Hello, it's this guy! I'm working on assigning a project for a fellow student in my school and I need help with it just a bit. The project is going to be calculating the "Kp" index of a system of 9 magnetometers from the THEMIS mission and comparing the index values to the Kp index that comes out of Boulder, Colorado. And this is where I'm stuck. I've found many different ways to calculate K-index such as using the total B-field and subtracting the minimum value from the maximum value in a 3-hour period, averaging the Bx and By field and doing the same from there, and then just using the Bx field and doing the same. But I don't know which of those methods Boulder uses because all they say on their summary is "horizontal components" and I've found other reports from students and other organizations using the aforementioned methods. So, help?
The relationship between K, Kp, and estimated Kp The official planetary Kp index is derived by calculating a weighted average of K-indices from a network of geomagnetic observatories. Since these observatories do not report their data in real-time, it is necessary for an operations center such as ourselves to make the best estimate we can of this index based on available data. Space weather operations uses near real-time estimates of the Kp index which are derived by the U.S. Air Force 55th Space Weather Squadron. These estimated of Kp are based on a network of observatories reporting in near real-time. Most of the observatories are in North America, although there is one European station also contributing at this time (Hartland, UK).

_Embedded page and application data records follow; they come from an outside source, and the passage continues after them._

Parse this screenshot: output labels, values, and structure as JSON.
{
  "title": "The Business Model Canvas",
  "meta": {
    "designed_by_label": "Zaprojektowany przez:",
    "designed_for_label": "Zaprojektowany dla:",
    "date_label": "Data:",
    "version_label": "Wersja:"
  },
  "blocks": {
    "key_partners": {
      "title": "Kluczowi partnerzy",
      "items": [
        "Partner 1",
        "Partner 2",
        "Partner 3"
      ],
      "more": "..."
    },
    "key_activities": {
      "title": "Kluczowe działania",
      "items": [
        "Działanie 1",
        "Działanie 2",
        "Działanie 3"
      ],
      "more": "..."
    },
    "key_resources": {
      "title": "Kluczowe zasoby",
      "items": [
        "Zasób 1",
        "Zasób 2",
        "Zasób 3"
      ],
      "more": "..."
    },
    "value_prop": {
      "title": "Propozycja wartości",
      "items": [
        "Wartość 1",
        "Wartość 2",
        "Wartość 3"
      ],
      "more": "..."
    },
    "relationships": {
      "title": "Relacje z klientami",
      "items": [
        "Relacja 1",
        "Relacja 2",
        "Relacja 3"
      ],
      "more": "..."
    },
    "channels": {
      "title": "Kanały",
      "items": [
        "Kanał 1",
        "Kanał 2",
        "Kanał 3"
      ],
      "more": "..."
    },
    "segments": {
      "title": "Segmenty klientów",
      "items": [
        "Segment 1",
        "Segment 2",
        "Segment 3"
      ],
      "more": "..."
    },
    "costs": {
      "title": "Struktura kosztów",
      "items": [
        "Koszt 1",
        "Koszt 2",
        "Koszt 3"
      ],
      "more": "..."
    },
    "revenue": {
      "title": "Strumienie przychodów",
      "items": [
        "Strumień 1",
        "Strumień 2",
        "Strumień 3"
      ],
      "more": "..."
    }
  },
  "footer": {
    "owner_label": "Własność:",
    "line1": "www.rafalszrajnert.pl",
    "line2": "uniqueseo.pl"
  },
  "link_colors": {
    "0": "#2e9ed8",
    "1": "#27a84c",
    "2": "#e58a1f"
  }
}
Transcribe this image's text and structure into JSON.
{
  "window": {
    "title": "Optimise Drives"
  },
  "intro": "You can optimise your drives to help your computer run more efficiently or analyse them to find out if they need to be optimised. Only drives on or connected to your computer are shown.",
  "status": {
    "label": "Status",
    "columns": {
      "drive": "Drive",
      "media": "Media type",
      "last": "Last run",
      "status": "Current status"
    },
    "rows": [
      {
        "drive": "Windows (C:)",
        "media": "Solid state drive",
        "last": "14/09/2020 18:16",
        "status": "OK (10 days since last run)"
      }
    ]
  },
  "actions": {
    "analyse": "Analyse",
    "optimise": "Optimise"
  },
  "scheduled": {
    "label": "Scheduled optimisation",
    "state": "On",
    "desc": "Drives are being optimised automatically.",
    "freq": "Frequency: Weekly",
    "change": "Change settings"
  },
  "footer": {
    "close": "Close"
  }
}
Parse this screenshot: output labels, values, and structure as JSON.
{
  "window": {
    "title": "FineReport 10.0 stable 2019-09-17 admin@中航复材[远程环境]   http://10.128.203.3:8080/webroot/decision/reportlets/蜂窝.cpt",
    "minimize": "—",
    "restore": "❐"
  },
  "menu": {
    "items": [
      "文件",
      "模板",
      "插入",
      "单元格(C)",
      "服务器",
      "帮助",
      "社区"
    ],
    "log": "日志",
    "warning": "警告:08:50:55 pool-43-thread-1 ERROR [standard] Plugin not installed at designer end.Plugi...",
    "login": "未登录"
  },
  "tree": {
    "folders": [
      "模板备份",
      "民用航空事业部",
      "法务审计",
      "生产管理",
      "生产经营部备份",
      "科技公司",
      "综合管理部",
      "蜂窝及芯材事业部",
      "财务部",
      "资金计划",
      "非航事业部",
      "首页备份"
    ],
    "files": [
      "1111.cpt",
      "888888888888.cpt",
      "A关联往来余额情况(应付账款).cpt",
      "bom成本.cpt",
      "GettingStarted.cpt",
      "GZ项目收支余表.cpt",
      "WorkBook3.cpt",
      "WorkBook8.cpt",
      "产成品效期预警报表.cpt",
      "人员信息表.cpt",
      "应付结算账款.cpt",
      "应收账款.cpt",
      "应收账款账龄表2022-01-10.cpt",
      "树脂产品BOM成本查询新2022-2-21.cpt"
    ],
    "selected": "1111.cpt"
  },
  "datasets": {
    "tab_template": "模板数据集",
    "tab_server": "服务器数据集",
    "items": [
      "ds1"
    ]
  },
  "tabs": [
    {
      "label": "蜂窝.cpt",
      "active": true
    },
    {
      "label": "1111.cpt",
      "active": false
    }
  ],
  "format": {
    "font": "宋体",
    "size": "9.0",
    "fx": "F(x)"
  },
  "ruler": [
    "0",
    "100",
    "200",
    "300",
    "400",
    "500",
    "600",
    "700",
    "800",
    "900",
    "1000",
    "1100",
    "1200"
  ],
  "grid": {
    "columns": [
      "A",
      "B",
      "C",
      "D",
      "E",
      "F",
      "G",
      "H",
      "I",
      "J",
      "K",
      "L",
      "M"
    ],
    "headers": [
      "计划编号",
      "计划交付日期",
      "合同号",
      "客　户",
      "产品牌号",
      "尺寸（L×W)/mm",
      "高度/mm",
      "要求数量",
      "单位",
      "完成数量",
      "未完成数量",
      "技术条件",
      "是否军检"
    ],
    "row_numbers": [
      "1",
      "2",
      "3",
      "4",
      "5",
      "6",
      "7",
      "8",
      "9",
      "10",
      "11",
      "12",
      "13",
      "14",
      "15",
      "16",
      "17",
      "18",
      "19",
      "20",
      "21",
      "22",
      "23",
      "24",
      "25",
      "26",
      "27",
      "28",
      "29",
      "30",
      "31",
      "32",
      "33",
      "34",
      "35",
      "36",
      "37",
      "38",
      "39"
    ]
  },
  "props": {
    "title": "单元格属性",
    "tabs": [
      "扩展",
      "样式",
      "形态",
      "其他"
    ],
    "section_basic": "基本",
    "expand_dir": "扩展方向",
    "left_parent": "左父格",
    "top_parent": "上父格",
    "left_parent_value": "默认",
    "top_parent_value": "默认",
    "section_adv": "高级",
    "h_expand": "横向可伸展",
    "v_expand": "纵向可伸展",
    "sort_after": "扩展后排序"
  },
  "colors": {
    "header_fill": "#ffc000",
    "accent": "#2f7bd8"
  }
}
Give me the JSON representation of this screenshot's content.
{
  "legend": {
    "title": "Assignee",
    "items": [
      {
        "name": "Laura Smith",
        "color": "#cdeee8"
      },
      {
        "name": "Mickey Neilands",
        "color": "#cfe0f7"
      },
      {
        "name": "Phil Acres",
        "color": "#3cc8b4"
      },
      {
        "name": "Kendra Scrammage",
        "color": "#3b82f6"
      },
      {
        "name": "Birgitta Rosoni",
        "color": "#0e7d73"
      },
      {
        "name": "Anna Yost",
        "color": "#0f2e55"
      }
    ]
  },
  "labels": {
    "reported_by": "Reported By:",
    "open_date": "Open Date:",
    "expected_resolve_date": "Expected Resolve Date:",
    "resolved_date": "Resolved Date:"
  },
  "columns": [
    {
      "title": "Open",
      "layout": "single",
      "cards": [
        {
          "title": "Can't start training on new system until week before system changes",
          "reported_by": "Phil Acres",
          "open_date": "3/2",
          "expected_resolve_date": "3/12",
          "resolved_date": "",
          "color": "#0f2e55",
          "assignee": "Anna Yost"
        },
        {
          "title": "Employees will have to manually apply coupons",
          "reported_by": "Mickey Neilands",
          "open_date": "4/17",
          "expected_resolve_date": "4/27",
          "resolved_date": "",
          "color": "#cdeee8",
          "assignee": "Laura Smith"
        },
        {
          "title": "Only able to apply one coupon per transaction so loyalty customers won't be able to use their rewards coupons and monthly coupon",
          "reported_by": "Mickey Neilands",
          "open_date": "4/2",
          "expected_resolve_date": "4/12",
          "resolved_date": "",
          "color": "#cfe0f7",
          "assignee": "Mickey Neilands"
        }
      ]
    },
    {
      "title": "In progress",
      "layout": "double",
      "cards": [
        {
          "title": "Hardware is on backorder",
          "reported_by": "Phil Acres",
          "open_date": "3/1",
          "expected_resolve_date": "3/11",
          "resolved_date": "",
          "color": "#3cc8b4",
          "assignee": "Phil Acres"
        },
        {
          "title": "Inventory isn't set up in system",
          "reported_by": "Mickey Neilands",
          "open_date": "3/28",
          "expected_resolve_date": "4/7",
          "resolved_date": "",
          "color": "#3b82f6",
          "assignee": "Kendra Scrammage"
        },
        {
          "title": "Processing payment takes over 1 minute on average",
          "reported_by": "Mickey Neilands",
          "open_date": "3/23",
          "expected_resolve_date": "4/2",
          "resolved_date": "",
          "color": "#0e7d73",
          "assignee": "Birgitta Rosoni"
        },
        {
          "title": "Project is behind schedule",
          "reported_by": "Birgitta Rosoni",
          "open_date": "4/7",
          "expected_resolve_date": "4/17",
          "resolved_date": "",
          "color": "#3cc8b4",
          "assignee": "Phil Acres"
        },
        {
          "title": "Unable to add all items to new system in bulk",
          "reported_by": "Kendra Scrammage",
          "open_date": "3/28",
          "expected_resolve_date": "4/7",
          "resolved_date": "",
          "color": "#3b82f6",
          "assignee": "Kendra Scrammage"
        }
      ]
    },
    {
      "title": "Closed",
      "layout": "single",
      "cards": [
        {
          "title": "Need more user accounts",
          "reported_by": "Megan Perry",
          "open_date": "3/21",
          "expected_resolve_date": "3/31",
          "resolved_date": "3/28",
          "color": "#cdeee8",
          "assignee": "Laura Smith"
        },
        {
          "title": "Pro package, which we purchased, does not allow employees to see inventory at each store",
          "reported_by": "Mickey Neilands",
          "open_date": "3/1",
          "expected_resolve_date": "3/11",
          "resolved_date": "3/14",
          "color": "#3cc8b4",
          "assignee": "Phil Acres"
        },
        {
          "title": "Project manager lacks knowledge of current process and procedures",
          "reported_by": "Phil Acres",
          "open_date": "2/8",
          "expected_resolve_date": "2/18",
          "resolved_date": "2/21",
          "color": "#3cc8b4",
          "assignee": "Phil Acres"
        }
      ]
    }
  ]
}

Well yeah, I don't mean to sound rude, but that is already known. I was more wondering of the lines of how they specifically calculate the Kp index and what mathematical steps are to create my own given 9 magnetometers which are around the nation and use that to compare to the USAF SWS Kp.